My wife had a serious heart episode, spent a month in CCU. Sunflower was great to me. They even gave me paid leave to take care of my wife, but the responsibilities to care for her made me unreliable, and eventually they had to let me go. I would have fired me a long time earlier. And after six months in our home we got notice to vacate because it was going to be sold.
So then you got a job at The Haven?
Yes, on weekends. And soon after we had to move back in there. This time I came back with a plan. I started working fulltime at The Haven, and I was saving money. I saved the $5300 we needed to move into a new place. It’s a two-bedroom duplex. My son lives with us.

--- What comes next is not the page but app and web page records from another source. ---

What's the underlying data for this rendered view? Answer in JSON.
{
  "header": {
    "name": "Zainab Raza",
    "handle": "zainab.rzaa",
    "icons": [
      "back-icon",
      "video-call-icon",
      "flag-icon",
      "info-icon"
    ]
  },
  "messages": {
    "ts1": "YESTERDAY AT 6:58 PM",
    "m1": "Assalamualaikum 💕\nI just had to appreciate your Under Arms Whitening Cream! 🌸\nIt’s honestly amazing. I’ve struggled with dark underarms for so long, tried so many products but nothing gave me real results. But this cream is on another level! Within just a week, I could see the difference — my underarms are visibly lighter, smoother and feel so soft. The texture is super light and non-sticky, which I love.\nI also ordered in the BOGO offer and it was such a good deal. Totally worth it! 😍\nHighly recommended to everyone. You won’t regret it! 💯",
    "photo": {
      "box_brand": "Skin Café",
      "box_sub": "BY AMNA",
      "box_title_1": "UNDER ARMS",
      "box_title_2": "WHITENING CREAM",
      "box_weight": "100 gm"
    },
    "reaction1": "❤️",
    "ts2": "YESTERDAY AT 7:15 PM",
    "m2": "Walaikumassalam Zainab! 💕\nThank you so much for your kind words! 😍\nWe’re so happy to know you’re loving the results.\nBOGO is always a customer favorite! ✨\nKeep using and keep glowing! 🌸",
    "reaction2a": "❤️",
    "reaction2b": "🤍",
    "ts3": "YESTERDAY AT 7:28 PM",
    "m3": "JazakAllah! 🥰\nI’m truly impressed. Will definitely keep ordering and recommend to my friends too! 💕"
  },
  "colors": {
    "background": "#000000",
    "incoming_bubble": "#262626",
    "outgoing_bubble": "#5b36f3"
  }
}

How is your wife doing?
She’s better, due to a medication. I had been spending my time-off trying to fund raise for a heart replacement for her, but now she is off the list for that.
What’s happening at the Winter Shelter?
We have 25 unique individuals who have stayed with us this year. Last year, with the torrential rains, we had 33. I worry when someone doesn’t show up. I think I can relate to people at the shelter better because I’ve been there. Pastor Rob, of the Sonoma Alliance Church that provides the Shelter space, is great. No proselytizing. Just help and caring. Their PG&E bill doubles during the shelter.
What’s it like being homeless?
It wears on you. After a time it’s who you become. You are not trusting. It can suck the hope right out of you.
Couldn’t you probably get a job cooking again? Yes, but it’s important to me that I give back. The Haven gave me everything. And I get to cook on the weekends for the Winter Shelter folks. Breakfast, and a good bag lunch.
–Interview by Anna Pier